What is Agricultural water?
Agricultural water is water that is used to grow crops such as fruits and vegetables as well as bring up livestock to provide food for the world’s population. When we think about our locally farmed food across the globe, we expect the water used for these purposes to be as regulated as our drinking water. You will be happy to learn the FDA (Food and Drug Administration) has created standards to ensure the quality of “irrigation water that is directly applied to the harvestable portion of a crop, water used for preparing crop sprays, and water used for washing or cooling harvested produce” (NSAC, p.1, 2014).
How is this water safe?
In the beginning of every growing season, and continuing through harvest, farmers are required by the FDA to inspect their agricultural water system to repair hazards that can lead to contamination. This inspection includes, but is not limited to, investigating surrounding runoff areas to surface water sources from nearby factories and other farms, inspecting equipment and maintaining upkeep to prevent environments where bacteria and mold can grow by minimizing the amount of pooled water and keeping their equipment clean and free of debris.
Water that comes into contact with the harvested crop must be tested if it originates from surface water which can contain a high level of contaminants. In addition to this recurring testing, the water is subject to “certain actions to be taken when such water does not meet the quality standards (proposed §§ 112.44 and 112.45); and provide for alternative requirements for certain provisions under certain conditions (proposed § 112.12).”. (FDA, p.1, 2013). Water that undergoes treatment is required to be consistently monitored for safety throughout the growing season to secure quality.
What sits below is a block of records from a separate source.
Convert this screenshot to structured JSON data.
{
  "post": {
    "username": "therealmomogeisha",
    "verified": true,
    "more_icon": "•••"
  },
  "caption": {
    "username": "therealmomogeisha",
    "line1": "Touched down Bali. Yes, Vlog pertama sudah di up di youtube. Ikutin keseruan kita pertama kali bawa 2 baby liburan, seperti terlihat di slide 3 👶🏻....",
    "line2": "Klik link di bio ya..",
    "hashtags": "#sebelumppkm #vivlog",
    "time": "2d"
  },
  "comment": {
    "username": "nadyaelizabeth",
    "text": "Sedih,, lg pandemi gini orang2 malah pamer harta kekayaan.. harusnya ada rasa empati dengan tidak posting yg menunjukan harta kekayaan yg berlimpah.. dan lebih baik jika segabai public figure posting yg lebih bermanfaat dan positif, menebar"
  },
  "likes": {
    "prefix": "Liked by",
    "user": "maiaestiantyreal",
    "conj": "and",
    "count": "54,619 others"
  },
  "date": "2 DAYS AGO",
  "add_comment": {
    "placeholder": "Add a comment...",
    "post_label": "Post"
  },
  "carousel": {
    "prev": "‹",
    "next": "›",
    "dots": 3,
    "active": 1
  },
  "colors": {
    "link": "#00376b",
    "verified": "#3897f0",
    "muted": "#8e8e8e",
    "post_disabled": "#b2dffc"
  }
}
Farmers that use the public water supply and possess certifications or results do not need to undergo water treatments as these sources are already up to drinking water standards. “If the source is a municipal water source, a copy of the municipality’s tests or certification of the quality is acceptable as verification of water quality” (Cornell University, p.1, 2019).
The Importance of clean Agricultural Water
Clean water is an essential part of life. The health risks of watering crops and giving animals contaminated water to drink can be costly to our ecosystem. Crops that come into contact with water that is not treated can affect us after harvest, after we prepared our favorite salad, for example, can cause an E-Coli outbreak. Washing your fruits and veggies in clean water brings the process full circle, providing you with the healthiest of sides for any dish. If the water supply for livestock drops below sufficient levels, production of milk and meats may decrease, cause disease within the animals and even death in severe cases (Smith, p.1, 2019).
#lifedependsonwater #aquauv #aquaultraviolet #madeintheusa #aquauvmadeinusa #water #waterfiltration #uvwaterfiltration #followus #agriculture #agriculturalwater #healthywater #healthycrops #healthyfood #cleancrops #cleanfood #cleaneating #cleanliving #cleanwater
Sources and further readings:
https://sustainableagriculture.net/fsma/learn-about-the-issues/agricultural-water/ , NSAC, 2014
Standards For the Growing, Harvesting, Packing, and Holding Of Produce For Human Consumption
https://www.federalregister.gov/documents/2013/01/16/2013-00123/standards-for-the-growing-harvesting-packing-and-holding-of-produce-for-human-consumption#p-1365 , FDA, 2013
Agricultural Water For Production
https://gaps.cornell.edu/educational-materials/decision-trees/agricultural-water-production/ , Cornell University, 2019
Water Quality For Livestock
https://www.agric.wa.gov.au/livestock-biosecurity/water-quality-livestock , Smith, Gerard, Government of Western Australia, 2019